On Saturday tens of thousands of intoxicated 20 and 30-somethings dressed up as Santa Claus and invaded Manhattan (and elsewhere) to participate in another epic barroom bender, dressed in the red and white costumes they bought in bulk from Amazon (usually they step out as Kris Kringle or one of his pointy eared elves).
Call it a ho-ho-horror. It may be the most wonderful time of the year for kids, but it's a Yuletide yuck-fest for almost everyone else thanks to all these salacious Santas.
What's undeniable is that SantaCon has surpassed St. Patrick's Day in New York City in terms of public order offenses (just ask the long suffering NYPD, who have taken to sending warning letters to bar owners in midtown asking them not to participate in this annual farce). Last year they issued 100 summonses.
How do we know that SantaCon has become cultural ebola? Because the gays despise it and they're usually first in line for any opportunity to dress up and party.
Take a quick census of the gay bars of Hells Kitchen, one of the undisputed gay villages of Manhattan, and you'll find the red and white wearing hordes are no longer welcome in their establishments (and for good measure they will read you to filth if you even try).
You really have to work at getting thrown out of a gay bar, because they're freewheeling do your own thing havens, but these red coated ragers have managed it though sexism, homophobia, drunkenness and public vomiting.
It takes a lot to tilt LGBT tolerance over into the red zone, but another high-five of bros busy relieving themselves on the city streets achieved it years ago.
Some counter that SantaCon is all just good fun, but that's only true your concept of good fun hasn't progressed past the keggers and frat house hazing of your rapidly receding youth.
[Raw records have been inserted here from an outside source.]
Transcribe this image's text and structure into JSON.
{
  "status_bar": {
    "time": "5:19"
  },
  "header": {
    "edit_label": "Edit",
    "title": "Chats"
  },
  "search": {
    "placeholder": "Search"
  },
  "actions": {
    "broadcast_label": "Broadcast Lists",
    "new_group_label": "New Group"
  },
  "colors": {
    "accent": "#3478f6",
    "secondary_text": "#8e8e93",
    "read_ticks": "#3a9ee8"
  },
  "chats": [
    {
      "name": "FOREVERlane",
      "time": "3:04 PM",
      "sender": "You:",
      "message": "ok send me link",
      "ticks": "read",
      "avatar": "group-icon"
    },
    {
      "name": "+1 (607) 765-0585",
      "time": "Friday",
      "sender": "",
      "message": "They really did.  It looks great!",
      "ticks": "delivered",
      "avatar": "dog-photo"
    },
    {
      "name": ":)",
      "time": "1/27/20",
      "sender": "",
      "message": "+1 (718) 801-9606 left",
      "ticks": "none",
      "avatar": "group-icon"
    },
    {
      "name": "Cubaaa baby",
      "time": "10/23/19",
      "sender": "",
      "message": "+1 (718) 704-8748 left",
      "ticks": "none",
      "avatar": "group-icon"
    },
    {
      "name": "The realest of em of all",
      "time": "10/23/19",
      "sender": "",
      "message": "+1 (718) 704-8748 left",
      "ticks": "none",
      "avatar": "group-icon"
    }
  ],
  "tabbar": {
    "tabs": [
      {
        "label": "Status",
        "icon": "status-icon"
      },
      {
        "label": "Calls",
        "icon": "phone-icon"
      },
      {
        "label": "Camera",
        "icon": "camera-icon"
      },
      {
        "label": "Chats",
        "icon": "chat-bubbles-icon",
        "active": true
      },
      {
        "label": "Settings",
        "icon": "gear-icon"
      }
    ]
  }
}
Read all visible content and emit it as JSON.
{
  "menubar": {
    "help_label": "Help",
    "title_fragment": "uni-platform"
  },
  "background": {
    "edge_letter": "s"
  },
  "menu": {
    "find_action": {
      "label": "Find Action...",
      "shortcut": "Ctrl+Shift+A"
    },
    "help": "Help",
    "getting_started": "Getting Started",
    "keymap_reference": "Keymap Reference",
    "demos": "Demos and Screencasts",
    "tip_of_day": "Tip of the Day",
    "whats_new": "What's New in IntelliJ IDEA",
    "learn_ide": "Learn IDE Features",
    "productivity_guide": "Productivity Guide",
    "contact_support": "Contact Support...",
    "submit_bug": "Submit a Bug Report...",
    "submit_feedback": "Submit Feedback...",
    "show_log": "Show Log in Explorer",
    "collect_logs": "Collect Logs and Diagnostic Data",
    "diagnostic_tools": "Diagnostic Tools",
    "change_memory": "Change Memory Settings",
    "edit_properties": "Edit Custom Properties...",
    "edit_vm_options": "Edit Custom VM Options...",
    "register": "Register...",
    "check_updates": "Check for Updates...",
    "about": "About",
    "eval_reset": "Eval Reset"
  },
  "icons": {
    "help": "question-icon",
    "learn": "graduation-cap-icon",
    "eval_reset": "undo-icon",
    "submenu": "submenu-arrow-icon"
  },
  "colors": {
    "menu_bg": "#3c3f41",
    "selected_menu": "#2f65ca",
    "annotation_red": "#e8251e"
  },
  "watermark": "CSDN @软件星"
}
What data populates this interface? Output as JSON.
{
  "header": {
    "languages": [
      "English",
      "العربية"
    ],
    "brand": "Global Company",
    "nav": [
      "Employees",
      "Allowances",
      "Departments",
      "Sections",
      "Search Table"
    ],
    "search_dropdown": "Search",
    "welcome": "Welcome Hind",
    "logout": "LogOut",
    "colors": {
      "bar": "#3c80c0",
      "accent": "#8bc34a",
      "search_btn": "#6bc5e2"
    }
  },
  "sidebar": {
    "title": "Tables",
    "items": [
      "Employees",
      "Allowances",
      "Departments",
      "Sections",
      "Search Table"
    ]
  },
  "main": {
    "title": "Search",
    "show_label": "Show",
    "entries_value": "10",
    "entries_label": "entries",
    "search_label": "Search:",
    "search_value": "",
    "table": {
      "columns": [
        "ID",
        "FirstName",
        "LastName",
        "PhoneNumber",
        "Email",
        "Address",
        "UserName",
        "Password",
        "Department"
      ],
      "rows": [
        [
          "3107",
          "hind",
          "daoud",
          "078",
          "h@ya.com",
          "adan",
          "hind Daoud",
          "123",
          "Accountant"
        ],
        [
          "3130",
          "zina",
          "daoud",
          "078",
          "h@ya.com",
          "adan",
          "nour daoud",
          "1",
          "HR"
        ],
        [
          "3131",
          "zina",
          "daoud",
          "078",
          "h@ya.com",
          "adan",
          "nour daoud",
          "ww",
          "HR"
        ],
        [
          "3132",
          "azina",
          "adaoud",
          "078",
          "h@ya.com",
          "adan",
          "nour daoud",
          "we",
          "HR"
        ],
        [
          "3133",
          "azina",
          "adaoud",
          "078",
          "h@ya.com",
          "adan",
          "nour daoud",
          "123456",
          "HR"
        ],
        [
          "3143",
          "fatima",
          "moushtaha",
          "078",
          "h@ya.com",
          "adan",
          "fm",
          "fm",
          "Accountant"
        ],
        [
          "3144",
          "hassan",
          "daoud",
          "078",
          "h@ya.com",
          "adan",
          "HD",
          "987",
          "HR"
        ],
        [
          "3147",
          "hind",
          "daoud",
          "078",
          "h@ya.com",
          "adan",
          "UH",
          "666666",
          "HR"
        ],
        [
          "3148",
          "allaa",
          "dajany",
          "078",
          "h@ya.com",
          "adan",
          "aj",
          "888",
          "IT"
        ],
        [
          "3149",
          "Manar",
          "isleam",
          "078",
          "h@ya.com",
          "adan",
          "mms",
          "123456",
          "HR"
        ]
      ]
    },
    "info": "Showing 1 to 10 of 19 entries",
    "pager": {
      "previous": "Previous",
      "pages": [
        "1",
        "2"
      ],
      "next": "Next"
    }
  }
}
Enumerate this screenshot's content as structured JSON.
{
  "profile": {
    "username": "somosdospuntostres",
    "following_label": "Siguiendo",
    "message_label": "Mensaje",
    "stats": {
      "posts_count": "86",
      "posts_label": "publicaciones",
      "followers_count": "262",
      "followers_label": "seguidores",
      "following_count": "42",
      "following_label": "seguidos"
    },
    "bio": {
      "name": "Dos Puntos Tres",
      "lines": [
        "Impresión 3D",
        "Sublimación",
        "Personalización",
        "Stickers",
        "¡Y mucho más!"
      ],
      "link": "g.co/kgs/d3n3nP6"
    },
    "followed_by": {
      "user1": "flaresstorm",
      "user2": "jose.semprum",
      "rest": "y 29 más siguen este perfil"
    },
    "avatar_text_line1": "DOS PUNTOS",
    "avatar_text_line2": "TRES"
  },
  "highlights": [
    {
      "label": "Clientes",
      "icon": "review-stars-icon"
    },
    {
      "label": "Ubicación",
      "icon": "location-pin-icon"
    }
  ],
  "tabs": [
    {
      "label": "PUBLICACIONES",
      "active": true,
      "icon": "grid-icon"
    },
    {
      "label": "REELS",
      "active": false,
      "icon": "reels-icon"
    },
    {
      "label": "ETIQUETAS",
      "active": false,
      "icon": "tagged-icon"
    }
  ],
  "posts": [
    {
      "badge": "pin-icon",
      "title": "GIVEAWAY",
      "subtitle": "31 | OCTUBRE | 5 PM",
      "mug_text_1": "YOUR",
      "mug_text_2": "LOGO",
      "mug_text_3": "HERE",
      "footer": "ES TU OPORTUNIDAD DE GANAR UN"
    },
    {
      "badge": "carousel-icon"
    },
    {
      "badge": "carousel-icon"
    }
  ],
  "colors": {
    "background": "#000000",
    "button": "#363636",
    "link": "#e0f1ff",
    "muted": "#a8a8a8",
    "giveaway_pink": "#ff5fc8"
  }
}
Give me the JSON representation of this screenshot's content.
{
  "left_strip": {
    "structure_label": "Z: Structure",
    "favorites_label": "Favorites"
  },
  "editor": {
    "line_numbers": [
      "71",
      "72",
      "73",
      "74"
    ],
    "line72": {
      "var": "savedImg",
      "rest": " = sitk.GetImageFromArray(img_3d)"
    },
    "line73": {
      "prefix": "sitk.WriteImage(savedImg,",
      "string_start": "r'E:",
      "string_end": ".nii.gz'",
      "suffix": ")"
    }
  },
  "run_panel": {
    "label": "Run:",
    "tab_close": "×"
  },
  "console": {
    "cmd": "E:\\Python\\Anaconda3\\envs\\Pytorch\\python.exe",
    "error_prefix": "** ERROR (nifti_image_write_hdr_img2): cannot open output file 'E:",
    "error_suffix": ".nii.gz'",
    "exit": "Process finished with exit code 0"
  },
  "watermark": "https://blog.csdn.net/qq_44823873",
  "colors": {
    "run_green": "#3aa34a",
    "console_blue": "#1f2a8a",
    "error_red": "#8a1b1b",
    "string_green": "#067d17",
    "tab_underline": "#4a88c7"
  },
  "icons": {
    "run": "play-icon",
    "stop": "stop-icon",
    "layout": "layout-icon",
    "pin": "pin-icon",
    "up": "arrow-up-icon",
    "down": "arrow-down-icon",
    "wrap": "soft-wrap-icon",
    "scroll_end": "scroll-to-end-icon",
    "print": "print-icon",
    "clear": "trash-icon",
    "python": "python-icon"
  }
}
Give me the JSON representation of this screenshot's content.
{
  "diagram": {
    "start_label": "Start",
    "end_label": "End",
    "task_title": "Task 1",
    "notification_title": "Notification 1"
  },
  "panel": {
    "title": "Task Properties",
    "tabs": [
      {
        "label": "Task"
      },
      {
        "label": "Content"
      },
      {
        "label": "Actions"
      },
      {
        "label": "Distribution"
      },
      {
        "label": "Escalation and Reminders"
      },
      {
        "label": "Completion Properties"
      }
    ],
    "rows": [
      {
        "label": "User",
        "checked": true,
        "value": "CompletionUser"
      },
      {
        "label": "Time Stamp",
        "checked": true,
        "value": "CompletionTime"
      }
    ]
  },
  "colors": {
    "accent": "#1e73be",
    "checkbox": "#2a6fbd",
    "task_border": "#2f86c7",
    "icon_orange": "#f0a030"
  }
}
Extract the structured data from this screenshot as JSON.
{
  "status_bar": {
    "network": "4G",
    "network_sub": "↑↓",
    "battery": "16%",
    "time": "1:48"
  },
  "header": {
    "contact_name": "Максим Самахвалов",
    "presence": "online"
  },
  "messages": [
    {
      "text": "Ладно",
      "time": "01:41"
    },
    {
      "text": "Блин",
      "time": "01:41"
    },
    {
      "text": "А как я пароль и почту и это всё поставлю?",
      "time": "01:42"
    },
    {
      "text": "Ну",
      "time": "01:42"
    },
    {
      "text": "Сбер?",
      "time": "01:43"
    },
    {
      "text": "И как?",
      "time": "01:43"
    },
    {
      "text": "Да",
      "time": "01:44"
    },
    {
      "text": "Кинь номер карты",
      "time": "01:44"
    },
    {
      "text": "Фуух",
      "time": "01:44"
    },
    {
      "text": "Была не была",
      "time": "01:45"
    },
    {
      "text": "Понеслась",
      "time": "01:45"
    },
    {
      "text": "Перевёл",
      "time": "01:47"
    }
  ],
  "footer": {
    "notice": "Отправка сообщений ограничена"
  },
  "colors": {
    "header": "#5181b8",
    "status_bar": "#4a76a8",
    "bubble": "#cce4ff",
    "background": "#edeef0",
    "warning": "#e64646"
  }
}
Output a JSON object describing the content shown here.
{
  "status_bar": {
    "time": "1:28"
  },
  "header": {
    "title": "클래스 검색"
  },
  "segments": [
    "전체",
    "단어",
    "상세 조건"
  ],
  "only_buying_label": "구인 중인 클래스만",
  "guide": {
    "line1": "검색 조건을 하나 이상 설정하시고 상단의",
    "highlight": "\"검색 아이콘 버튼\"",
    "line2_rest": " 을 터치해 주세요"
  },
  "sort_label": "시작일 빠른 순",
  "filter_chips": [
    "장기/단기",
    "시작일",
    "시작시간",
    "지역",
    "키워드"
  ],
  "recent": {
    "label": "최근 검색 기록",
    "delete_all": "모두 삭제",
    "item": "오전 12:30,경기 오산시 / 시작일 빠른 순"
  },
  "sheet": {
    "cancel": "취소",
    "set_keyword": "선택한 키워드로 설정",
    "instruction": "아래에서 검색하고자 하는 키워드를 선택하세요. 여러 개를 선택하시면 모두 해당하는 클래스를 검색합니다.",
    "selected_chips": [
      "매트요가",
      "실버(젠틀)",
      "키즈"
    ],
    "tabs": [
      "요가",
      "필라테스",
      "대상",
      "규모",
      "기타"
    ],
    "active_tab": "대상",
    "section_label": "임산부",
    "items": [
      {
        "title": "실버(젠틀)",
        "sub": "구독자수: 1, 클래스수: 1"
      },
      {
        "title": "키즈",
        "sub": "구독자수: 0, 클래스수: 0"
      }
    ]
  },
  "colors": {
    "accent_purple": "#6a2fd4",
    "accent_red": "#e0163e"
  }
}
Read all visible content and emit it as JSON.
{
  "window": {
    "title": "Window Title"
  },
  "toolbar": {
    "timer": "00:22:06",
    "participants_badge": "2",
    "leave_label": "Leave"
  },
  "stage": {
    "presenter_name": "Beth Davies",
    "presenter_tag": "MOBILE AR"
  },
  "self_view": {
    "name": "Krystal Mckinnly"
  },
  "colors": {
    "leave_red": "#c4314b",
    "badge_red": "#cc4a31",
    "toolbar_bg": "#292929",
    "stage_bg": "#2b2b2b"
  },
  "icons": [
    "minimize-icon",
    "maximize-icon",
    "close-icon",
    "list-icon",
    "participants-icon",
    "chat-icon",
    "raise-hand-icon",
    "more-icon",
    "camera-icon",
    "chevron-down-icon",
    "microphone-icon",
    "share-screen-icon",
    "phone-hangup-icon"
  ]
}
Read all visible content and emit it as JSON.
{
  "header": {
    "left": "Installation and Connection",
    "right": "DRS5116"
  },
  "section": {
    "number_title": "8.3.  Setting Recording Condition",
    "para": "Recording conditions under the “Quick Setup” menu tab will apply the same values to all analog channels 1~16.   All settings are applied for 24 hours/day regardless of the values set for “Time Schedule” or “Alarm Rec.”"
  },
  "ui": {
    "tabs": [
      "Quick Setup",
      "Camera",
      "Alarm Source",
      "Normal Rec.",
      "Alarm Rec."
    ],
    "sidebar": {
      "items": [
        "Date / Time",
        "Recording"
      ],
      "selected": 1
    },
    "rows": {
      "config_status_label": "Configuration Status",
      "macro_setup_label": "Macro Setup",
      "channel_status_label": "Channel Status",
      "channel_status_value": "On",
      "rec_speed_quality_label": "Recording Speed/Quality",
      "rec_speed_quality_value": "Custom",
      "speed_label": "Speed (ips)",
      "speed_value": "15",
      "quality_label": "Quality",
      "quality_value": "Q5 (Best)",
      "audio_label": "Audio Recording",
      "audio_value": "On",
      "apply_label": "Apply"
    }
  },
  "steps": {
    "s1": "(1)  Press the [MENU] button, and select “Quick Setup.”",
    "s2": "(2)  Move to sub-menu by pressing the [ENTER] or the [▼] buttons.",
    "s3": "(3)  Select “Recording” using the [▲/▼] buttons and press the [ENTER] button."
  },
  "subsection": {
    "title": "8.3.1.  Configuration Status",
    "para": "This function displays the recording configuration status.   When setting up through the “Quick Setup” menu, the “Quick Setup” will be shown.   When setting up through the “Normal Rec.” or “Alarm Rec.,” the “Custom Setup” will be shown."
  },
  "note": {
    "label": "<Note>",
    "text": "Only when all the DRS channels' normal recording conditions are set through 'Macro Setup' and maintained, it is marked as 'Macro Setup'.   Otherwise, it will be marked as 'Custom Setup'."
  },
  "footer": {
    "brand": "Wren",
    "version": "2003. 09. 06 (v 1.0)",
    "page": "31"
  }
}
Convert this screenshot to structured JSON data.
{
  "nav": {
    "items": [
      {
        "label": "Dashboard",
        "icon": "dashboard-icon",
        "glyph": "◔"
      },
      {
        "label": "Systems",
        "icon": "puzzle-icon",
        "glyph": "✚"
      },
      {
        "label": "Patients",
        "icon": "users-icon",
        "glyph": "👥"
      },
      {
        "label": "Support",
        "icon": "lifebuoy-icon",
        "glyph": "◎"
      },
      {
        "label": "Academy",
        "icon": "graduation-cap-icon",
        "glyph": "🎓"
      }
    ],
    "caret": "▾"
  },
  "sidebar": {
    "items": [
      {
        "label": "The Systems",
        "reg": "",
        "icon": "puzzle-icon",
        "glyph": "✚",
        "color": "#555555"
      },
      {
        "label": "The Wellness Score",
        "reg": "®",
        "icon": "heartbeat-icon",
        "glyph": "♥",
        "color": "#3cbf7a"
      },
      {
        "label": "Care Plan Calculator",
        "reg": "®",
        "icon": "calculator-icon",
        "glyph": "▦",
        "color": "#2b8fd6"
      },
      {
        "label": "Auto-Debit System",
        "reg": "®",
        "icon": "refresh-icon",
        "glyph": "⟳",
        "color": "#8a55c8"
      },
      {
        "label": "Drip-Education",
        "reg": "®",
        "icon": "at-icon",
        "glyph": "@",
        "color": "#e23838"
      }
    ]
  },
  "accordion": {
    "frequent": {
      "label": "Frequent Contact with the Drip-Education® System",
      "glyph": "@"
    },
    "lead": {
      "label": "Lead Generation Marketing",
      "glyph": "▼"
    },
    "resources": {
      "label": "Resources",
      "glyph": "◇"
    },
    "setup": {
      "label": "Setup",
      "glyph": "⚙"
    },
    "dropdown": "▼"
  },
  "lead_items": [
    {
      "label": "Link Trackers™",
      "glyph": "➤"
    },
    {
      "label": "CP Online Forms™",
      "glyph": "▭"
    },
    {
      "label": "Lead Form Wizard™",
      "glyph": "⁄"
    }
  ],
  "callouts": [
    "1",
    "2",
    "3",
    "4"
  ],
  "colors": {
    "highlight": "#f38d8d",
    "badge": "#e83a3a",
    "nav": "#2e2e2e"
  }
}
Critics claim there's a level of nihilistic joylessness to SantaCon that is uniquely its own. That's why the efforts of both pranksters and public interest groups have been trying to curtail it since it first stepped out here in 1998.
Isn't it good to think that all the lush leprechauns of march are finally getting a better rap?